      Europe at an Important Juncture European economic fundamentals have deteriorated rather noticeably over the past year - essentially ever since the German DAX Index topped out in January 2018. Now, European stock markets have reached an important juncture from a technical perspective. Consider the charts of the Euro-Stoxx 50 Index and the DAX shown below:   The Euro-Stoxx 50 Index already peaked in early November 2017, the DAX followed suit in January 2018 – such divergent peaks...
  • Why Warren Buffett Should Buy Gold
      Riding the Tailwinds of Fiat Money Inflation to Fame and Fortune Warren Buffett bought his first shares of stock when he was 11 years old.  He saved up $114.75 and “went all in,” purchasing three shares of Cities Service preferred stock.  The day was March 11, 1942 – nearly 77 years ago.  Buffett recently reminisced about this purchase in his annual letter to shareholders:   “I had become a capitalist, and it felt good.”   The Oracle of Omaha – he was...
  • Fake Money’s Face Value Deceit
      Not the Brightest Tool in the Shed Shane Anthony Mele stumbled off the straight and narrow path many years ago.  One bad decision here.  Another there.  And he was neck deep in the smelly stuff. These missteps compounded over the years and also magnified his natural shortcomings.  Namely, that he’s a thief and – to be polite – a moron.   Over-educated he ain't: Shane Anthony Mele, whose expressive mug was captured by a Florida police photographer first in...
  • Rise of the Zombies - Precious Metals Supply and Demand
      Rise of the Zombies - Precious Metals Supply and Demand Last week, the prices of gold and silver fell $35 and ¢70, respectively. But what does that mean (other than woe unto anyone who owned silver futures with leverage)? The S&P 500 index and the euro was up a bit, though the yuan was flat and copper was down. Most notably, the spread between Treasury and junk yields fell. If the central banks can lower the risk of default premium, they can make everything unicorns and...
  • Bitcoin Bottom Building
      Defending 3,800 and a Swing Trade Play For one week, bulls have been defending the 3,800 USD value area with success. But on March 4th they had to give way to the constant pressure. Prices fell quickly to the 3,700 USD level. These extended times of range bound trading are typical for Bitcoin Bottom Building in sideways ranges. This 60 minute chart of Bitcoin shows (represented by the yellow candlestick wicks) how the bulls defended 3,800 USD :   BTCUSDT 60 minute chart...
  • The Magic Doesn't Always Work - Precious Metals Supply and Demand
      The Week Ends with a Surprise The weekly closing prices of the precious metals were up +$5 and +¢11. But this does not tell the full story of the trading action. Prices were dropping until Friday. More precisely, Friday 8am in New York, or 1pm in London.   Gold and silver - back in demand on Friday... [PT]   At that moment, a light cabal conspiring to jack the price struck traders began buying. The end result was the prices, especially of silver, rose on the day...
  • Intraweek Profit Opportunities
      In 6 of 10 Countries a Single Day Outperforms the Entire Week! In the Seasonal Insights issue of 13 February 2019 I presented a study illustrating the power of intraweek effects. The article was entitled “S&P 500 Index: A Single Day Beats the Entire Week!” The result of the study: if one had been invested exclusively during a single day of the week since 2000  – namely on Tuesday – one would have outperformed a buy and hold strategy, beating the broad market. Moreover,...

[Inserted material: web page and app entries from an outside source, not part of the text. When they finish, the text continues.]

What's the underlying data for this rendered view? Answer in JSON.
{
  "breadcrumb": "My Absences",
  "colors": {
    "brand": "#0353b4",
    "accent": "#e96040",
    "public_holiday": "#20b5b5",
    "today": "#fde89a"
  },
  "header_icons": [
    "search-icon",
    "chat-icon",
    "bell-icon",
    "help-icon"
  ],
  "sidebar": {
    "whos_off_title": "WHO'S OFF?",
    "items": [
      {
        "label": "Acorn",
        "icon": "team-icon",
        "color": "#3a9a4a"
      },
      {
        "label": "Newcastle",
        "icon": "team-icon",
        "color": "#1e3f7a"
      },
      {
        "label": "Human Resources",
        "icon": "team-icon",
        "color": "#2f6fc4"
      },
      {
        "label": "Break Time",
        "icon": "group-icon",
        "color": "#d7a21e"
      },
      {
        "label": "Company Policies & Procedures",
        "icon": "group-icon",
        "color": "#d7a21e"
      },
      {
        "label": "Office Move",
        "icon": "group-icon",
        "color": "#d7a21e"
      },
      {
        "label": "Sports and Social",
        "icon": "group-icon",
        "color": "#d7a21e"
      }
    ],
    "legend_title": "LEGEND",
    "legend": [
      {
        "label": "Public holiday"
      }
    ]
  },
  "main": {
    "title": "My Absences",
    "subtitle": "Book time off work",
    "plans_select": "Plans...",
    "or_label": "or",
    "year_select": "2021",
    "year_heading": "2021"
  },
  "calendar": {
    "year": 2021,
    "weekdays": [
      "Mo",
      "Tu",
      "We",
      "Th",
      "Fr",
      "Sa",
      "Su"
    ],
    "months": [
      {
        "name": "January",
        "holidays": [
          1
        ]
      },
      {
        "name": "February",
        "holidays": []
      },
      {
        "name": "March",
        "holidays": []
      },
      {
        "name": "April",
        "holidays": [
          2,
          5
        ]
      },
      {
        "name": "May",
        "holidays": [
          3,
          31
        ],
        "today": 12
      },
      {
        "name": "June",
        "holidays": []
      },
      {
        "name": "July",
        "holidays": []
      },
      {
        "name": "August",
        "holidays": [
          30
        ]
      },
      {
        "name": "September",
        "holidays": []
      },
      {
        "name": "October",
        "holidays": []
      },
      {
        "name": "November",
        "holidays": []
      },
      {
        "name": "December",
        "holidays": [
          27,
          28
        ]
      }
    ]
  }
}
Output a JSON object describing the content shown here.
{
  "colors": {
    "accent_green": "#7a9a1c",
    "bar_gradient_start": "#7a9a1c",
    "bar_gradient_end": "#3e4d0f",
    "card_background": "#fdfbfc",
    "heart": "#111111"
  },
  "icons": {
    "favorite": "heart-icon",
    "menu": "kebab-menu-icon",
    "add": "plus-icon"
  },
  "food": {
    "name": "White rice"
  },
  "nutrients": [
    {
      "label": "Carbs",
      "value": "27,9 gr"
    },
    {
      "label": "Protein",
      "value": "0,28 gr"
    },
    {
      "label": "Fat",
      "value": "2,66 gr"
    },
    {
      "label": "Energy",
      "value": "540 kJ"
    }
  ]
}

Support Acting Man

Item Guides

Austrian Theory and Investment


The Review Insider


Dog Blow


THE GOLD CARTEL: Government Intervention on Gold, the Mega Bubble in Paper and What This Means for Your Future

Realtime Charts


Gold in USD:

[Most Recent Quotes from www.kitco.com]



Gold in EUR:

[Most Recent Quotes from www.kitco.com]



Silver in USD:

[Most Recent Quotes from www.kitco.com]



Platinum in USD:

[Most Recent Quotes from www.kitco.com]



USD - Index:

[Most Recent USD from www.kitco.com]


Mish Talk

Buy Silver Now!
Buy Gold Now!